    1. I have not really found a release agent that I really like yet. I’d rather keep the mold (flexible plastic or silicone) clean. If you have used the vaseline you may need to use something like a soap to break down the greasiness. A soft brush make help scrub it off and dry well. Concrete is pretty porous so it’s hard to get everything off… as I see that one driveway stains too.

      1. Yes, I have used soap and a brush and still could not remove all the vaseline from the planter. 🙁 So many of the molds I find and want to use are of harder plastic and are hard to remove the cement from even with the use of some kind of release.

        1. I’m like you Barbmaker. I LOVE rocks and roots and limbs. They are natural and awesomely (is that a word. If not, that ok, its MY word) lol. beautiful

          1. It’s strange how beautiful these odd things can be. I keep getting inspired by more & more. It gives me a sense of peace as well… Glad to share with you!

        2. Hi Barb. I love your rustic bowls/plantars. I made a couple with a layer of stones. I love the way they look but one of them… the top 1/3 that I added stones to separated from the bottom. I need to know how to attach top to bottom leaving the original look (open areas that reveal the stones. Glue of some kind or cement? Thanks for your guidance and your enthusiasm for cement. You are right. It can be addicting.

          1. I have good success with Rapidset Cementall, maybe use it as a mortar/grout on the inner areas. Just make sure to dampen the original concrete. 2 Part epoxy can also work.

      2. I use cooking spray and it’s working for me. Here’s another tip, sometimes i turn the mold over ( upside down) when it has hardened, then pour hot water over the outside of the mold. The cast will ‘pop’ out of the mold, just lay it on some soft ( foam or old carpet ) to ‘drop’ out on

        1. I have used the cooking spray, works ok but the mold does need washing as it gets gunky. Interesting hot water idea! I think I’ll try that today! Timely! Thanks so much!
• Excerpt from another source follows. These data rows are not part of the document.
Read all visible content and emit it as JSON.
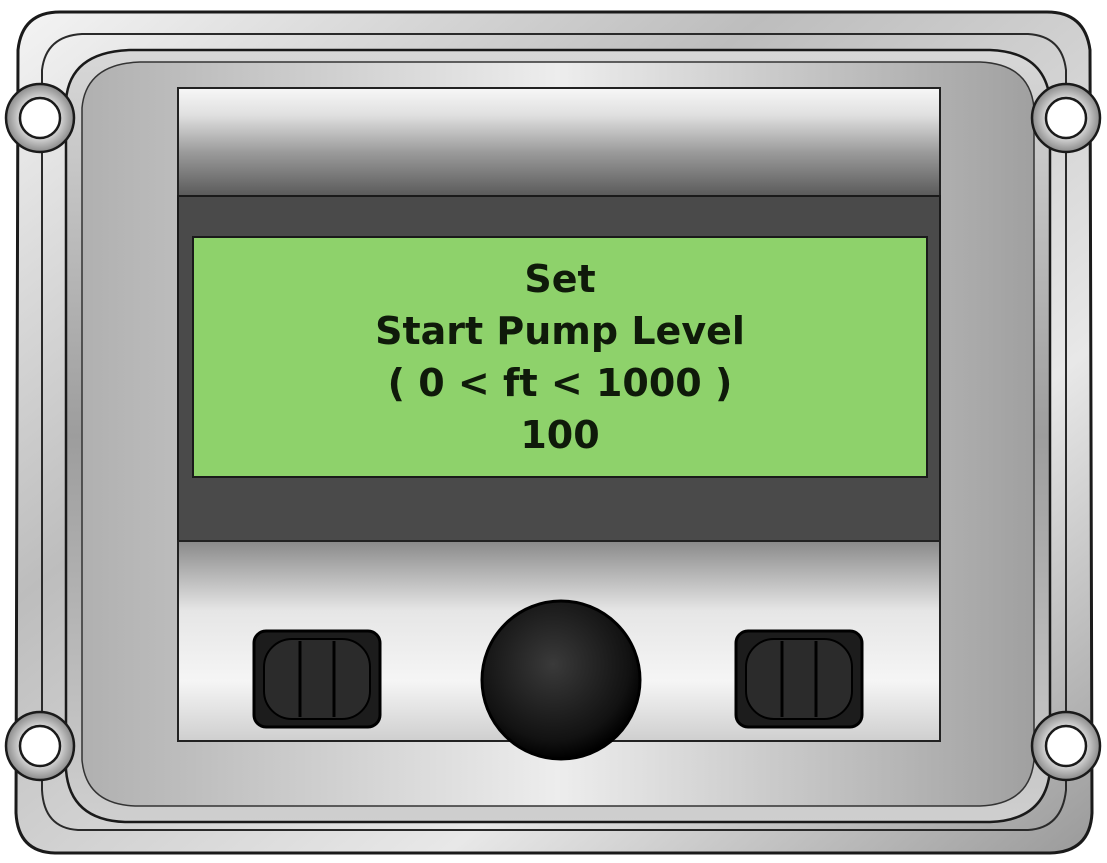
{
  "display": {
    "lines": [
      "Set",
      "Start Pump Level",
      "( 0 < ft < 1000 )",
      "100"
    ]
  },
  "controls": {
    "left_button": {
      "icon": "rocker-button-icon"
    },
    "center_button": {
      "icon": "round-knob-icon"
    },
    "right_button": {
      "icon": "rocker-button-icon"
    }
  },
  "colors": {
    "lcd_background": "#8ed26b",
    "lcd_text": "#0f1a0a",
    "housing": "#c9c9c9",
    "bezel_dark": "#4a4a4a"
  }
}
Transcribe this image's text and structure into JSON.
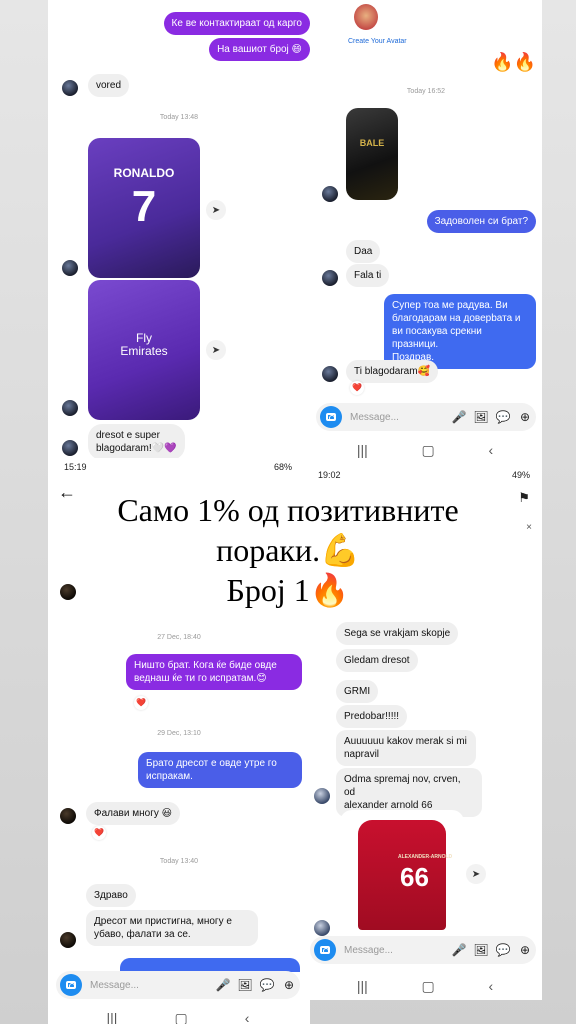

  5. Hi Barb, I always wanted to try these and so impressed seeing your easy methods of making pots and stepping stones.. Thank you so much and all the best for your passion…